*MATERIALS PROVIDED:*
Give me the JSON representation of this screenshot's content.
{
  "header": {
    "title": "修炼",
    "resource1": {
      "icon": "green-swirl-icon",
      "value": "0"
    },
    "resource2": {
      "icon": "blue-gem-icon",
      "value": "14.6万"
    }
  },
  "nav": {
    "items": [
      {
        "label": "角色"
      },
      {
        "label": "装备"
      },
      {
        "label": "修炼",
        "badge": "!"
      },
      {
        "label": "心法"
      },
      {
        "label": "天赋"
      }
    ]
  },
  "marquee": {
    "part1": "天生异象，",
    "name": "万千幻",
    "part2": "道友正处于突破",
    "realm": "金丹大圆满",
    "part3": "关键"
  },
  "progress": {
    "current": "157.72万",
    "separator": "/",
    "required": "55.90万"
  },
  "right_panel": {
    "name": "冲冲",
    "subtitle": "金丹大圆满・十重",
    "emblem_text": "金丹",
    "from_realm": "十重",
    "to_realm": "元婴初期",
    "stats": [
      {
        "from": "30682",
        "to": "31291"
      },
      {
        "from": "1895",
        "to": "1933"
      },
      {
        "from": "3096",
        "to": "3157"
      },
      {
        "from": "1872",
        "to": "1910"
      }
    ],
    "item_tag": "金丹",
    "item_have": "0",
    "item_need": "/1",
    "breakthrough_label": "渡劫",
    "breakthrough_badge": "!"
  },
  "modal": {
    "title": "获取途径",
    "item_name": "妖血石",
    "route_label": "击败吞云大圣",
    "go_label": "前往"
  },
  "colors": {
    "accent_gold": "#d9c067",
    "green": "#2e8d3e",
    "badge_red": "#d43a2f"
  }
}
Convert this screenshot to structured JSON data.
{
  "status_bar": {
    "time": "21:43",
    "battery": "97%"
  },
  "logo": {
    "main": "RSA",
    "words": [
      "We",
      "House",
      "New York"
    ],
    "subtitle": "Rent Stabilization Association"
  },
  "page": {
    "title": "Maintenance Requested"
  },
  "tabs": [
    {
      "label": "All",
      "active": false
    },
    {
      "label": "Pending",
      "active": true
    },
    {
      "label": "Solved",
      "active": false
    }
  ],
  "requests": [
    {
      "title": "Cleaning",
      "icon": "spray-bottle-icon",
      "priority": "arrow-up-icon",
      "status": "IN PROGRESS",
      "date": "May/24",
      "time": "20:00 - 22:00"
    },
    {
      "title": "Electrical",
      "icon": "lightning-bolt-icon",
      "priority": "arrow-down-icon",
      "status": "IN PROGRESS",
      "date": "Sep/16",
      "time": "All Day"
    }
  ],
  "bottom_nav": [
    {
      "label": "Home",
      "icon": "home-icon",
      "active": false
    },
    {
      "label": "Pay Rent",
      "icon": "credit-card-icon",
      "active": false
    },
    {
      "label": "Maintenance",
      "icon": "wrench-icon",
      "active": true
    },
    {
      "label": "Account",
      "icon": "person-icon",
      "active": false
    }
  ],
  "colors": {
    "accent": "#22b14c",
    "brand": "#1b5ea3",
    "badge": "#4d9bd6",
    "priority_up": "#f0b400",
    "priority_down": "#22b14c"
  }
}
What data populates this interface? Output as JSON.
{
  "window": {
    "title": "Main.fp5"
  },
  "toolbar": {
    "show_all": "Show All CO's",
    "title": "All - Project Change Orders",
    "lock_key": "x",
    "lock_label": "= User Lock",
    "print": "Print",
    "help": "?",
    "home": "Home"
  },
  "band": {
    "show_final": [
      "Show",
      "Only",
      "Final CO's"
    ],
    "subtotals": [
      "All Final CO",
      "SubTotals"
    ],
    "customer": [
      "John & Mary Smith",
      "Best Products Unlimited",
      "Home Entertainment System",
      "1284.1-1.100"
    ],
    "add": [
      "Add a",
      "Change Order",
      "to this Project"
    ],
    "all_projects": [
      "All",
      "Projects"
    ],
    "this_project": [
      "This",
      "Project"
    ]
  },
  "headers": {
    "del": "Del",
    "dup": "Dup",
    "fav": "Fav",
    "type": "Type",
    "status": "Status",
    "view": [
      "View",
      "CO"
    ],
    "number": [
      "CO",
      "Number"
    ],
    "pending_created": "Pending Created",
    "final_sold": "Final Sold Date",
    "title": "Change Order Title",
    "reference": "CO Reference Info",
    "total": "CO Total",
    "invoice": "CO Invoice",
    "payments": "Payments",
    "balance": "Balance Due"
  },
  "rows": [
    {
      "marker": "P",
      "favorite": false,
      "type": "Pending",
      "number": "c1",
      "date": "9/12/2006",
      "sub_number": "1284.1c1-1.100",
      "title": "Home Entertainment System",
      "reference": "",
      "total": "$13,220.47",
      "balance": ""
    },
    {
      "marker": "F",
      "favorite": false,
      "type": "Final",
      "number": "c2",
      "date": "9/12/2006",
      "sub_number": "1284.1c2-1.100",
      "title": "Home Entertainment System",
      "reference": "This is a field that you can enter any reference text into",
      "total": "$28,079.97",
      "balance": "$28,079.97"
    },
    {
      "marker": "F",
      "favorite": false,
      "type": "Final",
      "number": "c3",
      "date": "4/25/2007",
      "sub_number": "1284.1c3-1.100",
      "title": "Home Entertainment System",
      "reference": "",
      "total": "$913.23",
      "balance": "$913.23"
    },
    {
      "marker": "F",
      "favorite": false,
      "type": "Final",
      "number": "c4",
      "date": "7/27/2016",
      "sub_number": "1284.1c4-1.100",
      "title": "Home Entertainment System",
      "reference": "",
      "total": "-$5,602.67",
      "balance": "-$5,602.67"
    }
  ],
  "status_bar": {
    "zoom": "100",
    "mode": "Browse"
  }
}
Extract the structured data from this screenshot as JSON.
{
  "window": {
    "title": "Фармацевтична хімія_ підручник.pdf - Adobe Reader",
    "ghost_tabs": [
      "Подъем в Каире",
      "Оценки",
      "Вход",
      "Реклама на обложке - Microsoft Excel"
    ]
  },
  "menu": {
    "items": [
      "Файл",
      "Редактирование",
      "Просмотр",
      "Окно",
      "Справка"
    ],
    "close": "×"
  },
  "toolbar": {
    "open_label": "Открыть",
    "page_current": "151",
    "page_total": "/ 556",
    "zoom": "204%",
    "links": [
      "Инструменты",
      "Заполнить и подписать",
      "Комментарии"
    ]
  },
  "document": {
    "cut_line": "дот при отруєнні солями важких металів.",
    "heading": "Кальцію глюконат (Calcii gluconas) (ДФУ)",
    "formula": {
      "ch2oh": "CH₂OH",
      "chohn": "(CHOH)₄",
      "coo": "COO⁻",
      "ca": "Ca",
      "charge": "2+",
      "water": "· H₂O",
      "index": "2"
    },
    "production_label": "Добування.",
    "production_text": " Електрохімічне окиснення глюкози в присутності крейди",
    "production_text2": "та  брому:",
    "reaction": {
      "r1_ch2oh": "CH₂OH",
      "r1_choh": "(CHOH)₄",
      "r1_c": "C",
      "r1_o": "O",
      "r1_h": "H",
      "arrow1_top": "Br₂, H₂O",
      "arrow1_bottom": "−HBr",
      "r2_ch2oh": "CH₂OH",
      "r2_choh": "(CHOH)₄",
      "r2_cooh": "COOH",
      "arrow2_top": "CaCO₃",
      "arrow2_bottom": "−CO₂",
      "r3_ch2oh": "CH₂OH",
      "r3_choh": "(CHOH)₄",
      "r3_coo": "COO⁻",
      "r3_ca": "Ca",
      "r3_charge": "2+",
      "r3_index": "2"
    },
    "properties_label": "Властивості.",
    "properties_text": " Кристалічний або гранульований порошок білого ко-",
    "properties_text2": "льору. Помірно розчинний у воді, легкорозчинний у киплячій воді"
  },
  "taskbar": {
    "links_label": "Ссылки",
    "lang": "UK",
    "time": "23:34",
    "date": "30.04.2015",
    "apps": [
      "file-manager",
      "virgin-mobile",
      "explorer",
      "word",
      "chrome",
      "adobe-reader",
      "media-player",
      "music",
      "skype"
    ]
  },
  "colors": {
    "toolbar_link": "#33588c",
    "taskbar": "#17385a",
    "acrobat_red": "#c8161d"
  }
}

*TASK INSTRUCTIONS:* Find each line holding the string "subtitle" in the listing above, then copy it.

*OUTPUT FOR THIS TASK:*
    "subtitle": "金丹大圆满・十重",
    "subtitle": "Rent Stabilization Association"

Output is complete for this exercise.